I can assure you that this movie is wonderful. However, it's definitely not a Hollywood film. If you're expecting car chases, explosions, or horrible creatures lurking in the shadows, you'll be disappointed. This film is intensely moving, but it's quiet, gentle, and thoughtful.
Part of what the workers do is health outreach—finding people who have medical and social problems, and bringing them into the healthcare system. These women aren't typical outreach workers, however, because outreach workers usually come from the community in which they serve. The three workers are clearly outsiders, although they remain in the community for an extended period of time. They ultimately are accepted by the people in the community, and their lives are integrated with the lives of the people they serve.
The directors have called the film a "semi-documentary." It was hard for me to understand what they meant until I saw the movie. What they meant is that the healthcare workers are portrayed by three professional actors. All the other actors in the film are people who live in the village.

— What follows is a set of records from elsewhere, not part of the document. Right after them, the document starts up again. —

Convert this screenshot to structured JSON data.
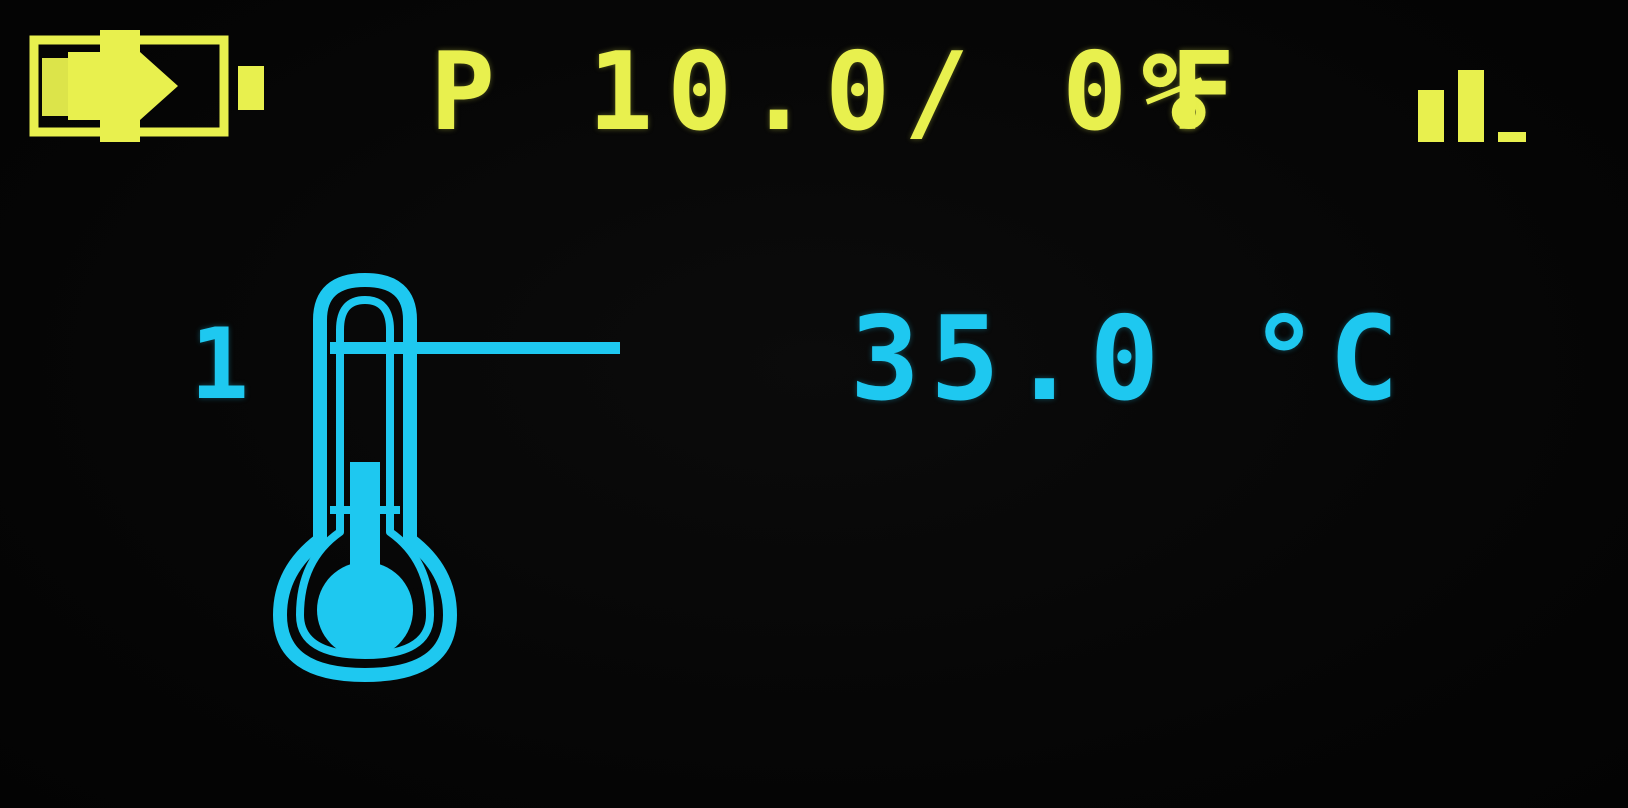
{
  "colors": {
    "status_bar": "#e8f04e",
    "main": "#1ec8f0",
    "background": "#050505"
  },
  "status_bar": {
    "battery_icon": "battery-charging-icon",
    "power_readout": "P 10.0/ 0%",
    "mode": "F",
    "signal_icon": "signal-strength-icon",
    "battery_level": 0.5,
    "signal_bars_active": 2,
    "signal_bars_total": 3
  },
  "main": {
    "sensor_number": "1",
    "thermometer_icon": "thermometer-icon",
    "thermometer_fill": 0.45,
    "temperature": "35.0 °C"
  }
}
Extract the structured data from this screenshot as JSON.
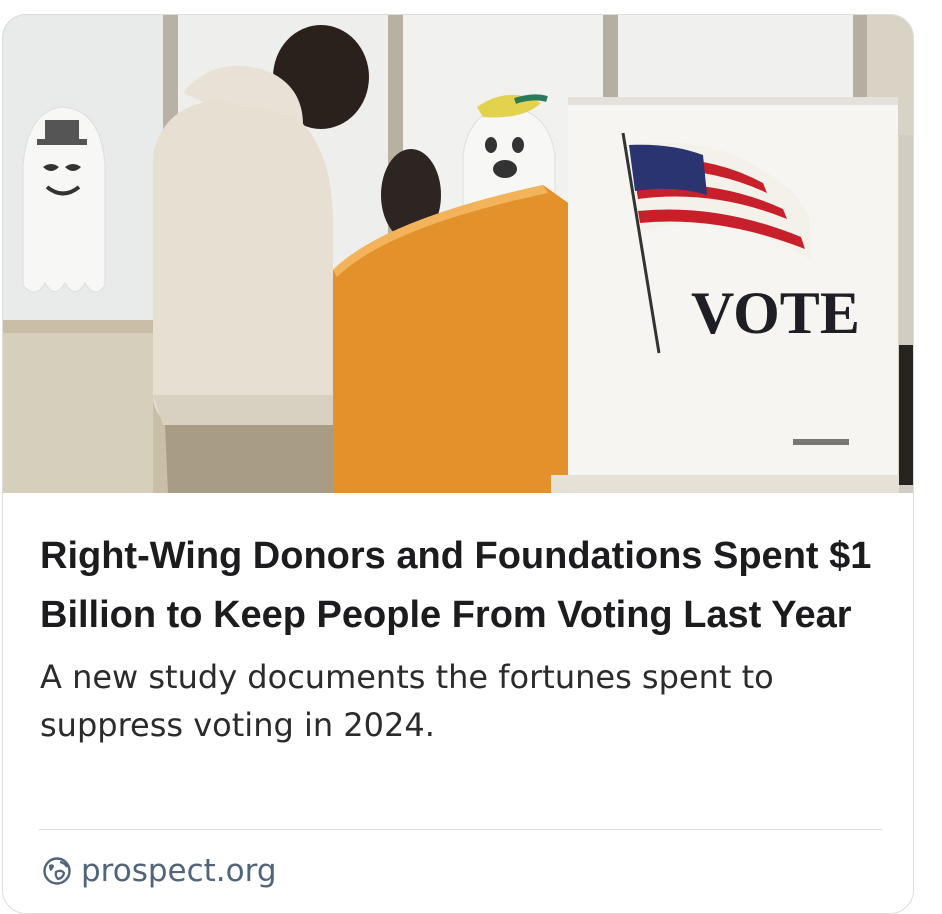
{
  "image": {
    "alt": "Voter standing at an orange voting booth next to a white booth with an American flag and the word VOTE",
    "booth_text": "VOTE",
    "colors": {
      "booth_orange": "#e3922b",
      "flag_red": "#c8202a",
      "flag_blue": "#2a3470"
    }
  },
  "article": {
    "headline": "Right-Wing Donors and Foundations Spent $1 Billion to Keep People From Voting Last Year",
    "description": "A new study documents the fortunes spent to suppress voting in 2024."
  },
  "source": {
    "icon": "globe-icon",
    "domain": "prospect.org",
    "color": "#52637a"
  }
}
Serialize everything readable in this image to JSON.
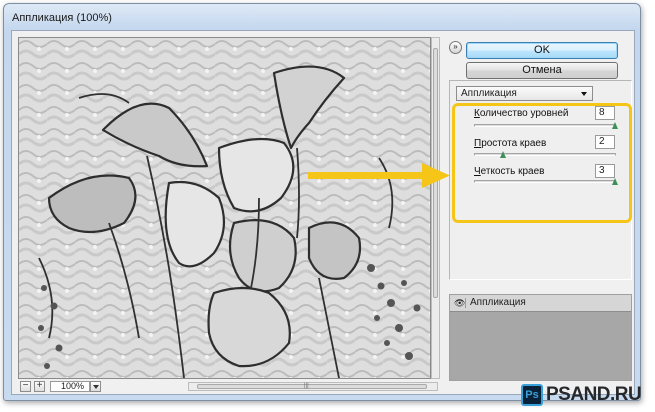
{
  "window": {
    "title": "Аппликация (100%)"
  },
  "dialog": {
    "ok_label": "OK",
    "cancel_label": "Отмена",
    "collapse_glyph": "»"
  },
  "filter": {
    "selected": "Аппликация",
    "params": [
      {
        "label_mnemonic": "К",
        "label_rest": "оличество уровней",
        "value": "8",
        "fraction": 1.0
      },
      {
        "label_mnemonic": "П",
        "label_rest": "ростота краев",
        "value": "2",
        "fraction": 0.2
      },
      {
        "label_mnemonic": "Ч",
        "label_rest": "еткость краев",
        "value": "3",
        "fraction": 1.0
      }
    ]
  },
  "zoom": {
    "value": "100%",
    "minus": "−",
    "plus": "+"
  },
  "layers": {
    "items": [
      {
        "name": "Аппликация"
      }
    ]
  },
  "watermark": {
    "logo_text": "Ps",
    "text": "PSAND.RU"
  },
  "colors": {
    "highlight": "#f5c518",
    "ok_border": "#3c7fb1",
    "slider_thumb": "#3f8f5a"
  },
  "icons": {
    "eye": "eye-icon",
    "collapse": "double-chevron-icon",
    "dropdown": "chevron-down-icon"
  }
}
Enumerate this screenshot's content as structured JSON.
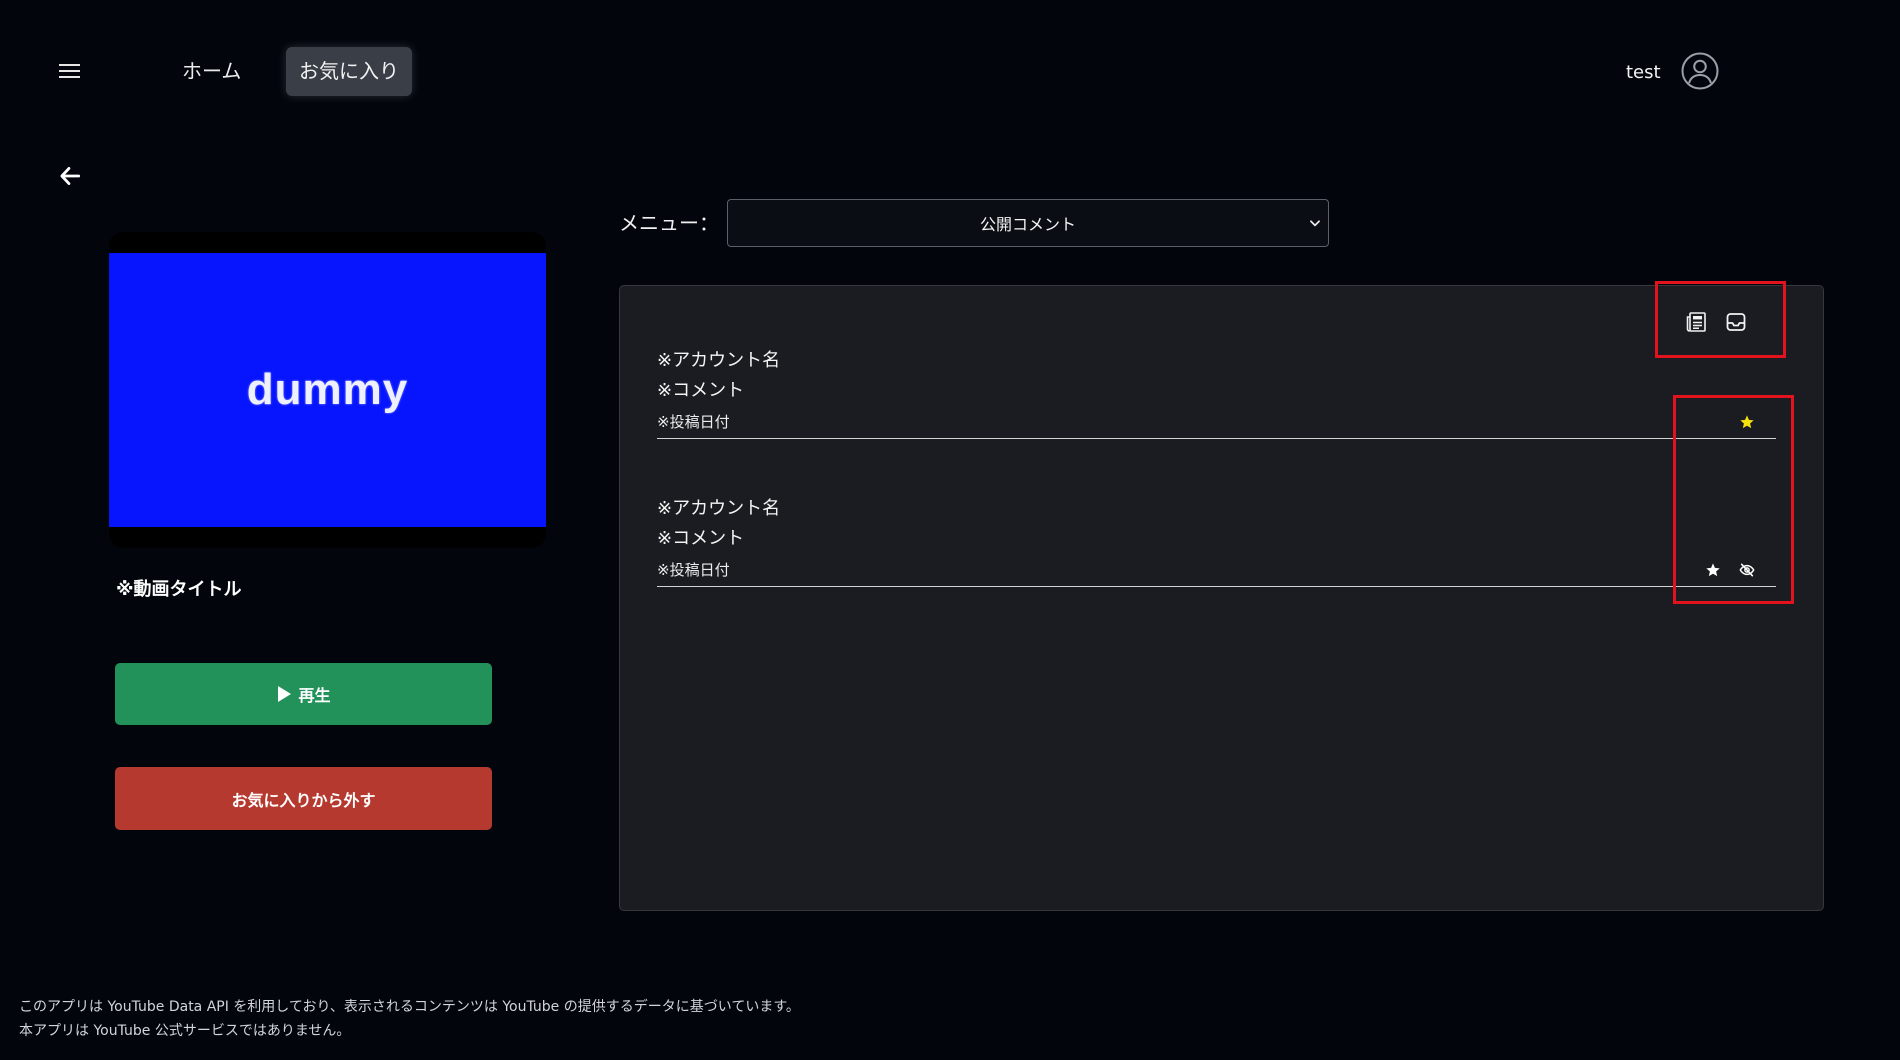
{
  "colors": {
    "background": "#02050c",
    "panel": "#1b1c21",
    "thumbnail": "#0715ff",
    "play_button": "#23915a",
    "remove_button": "#b5392e",
    "annotation": "#e3131d",
    "star_active": "#f5e20b",
    "star_inactive": "#ffffff"
  },
  "header": {
    "menu_icon": "hamburger-icon",
    "nav": [
      {
        "label": "ホーム",
        "active": false
      },
      {
        "label": "お気に入り",
        "active": true
      }
    ],
    "username": "test",
    "avatar_icon": "user-circle-icon"
  },
  "back_button": {
    "icon": "arrow-left-icon"
  },
  "video": {
    "thumbnail_text": "dummy",
    "title": "※動画タイトル",
    "play_icon": "play-icon",
    "play_label": "再生",
    "remove_favorite_label": "お気に入りから外す"
  },
  "menu": {
    "label": "メニュー：",
    "selected": "公開コメント",
    "chevron_icon": "chevron-down-icon"
  },
  "comments_panel": {
    "toolbar_icons": [
      "newspaper-icon",
      "inbox-icon"
    ],
    "comments": [
      {
        "account": "※アカウント名",
        "comment": "※コメント",
        "date": "※投稿日付",
        "favorited": true,
        "icons": [
          "star-icon"
        ]
      },
      {
        "account": "※アカウント名",
        "comment": "※コメント",
        "date": "※投稿日付",
        "favorited": false,
        "icons": [
          "star-icon",
          "eye-slash-icon"
        ]
      }
    ]
  },
  "footer": {
    "line1": "このアプリは YouTube Data API を利用しており、表示されるコンテンツは YouTube の提供するデータに基づいています。",
    "line2": "本アプリは YouTube 公式サービスではありません。"
  }
}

The directors told the people that the actors would ask them questions, and the people were free to either answer honestly, or to invent the answers. To me it looks as if most of the people answered honestly. So, we are given a real glimpse into health problems in this rural village.
The good news is that the script is like a training film for how to be an excellent healthcare worker. The health workers treat the townspeople with respect and dignity. They always ask permission before they examine their patients. They are friendly, courteous, accepting, and non-judgmental. They make it a point to learn everyone's names. And they always thank the people when they are getting ready to leave their homes.
Notice the effective use of touch, which can be very therapeutic. Something as simple as putting your finger on a little girl's finger sends the message that I care for you and you don't have to be afraid.
It's obvious that the three workers are performing a valuable service to the community. They are doing this on behalf of the central government, but it's clear they're not getting much support from either the central or the local government. The women must contend with deplorable living conditions and outdated medicine. Raul, their liaison, is a decent-enough guy, but he obviously doesn't carry much clout when it comes to getting the workers what they need to do their work.
When I started this review, I said that there weren't any horrible creatures lurking in the shadows. That's not entirely accurate, because there is a horrible creature lurking there. That creature is poverty. Argentina is a relatively wealthy country, with the highest per capita income in Latin America. The problem in Argentina is the same problem we have in the United States—unequal distribution of wealth. And, of course, the use of that wealth for the wrong priorities.
Los Labios was entered at the Cannes Film Festival. The three women: Eva Bianco, Victoria Raposo, and Adela Sanchez shared the award as Best Actress in the Special Film category. If you see the movie, I'm sure you'll understand why the judges gave them the award, and I think you'll agree that they deserved that award.
Notes: I believe this film--currently with a rating of 6.6--is underrated. It's much better than that. My review is based on my introduction to this movie, presented at the excellent Rochester Labor Film Series.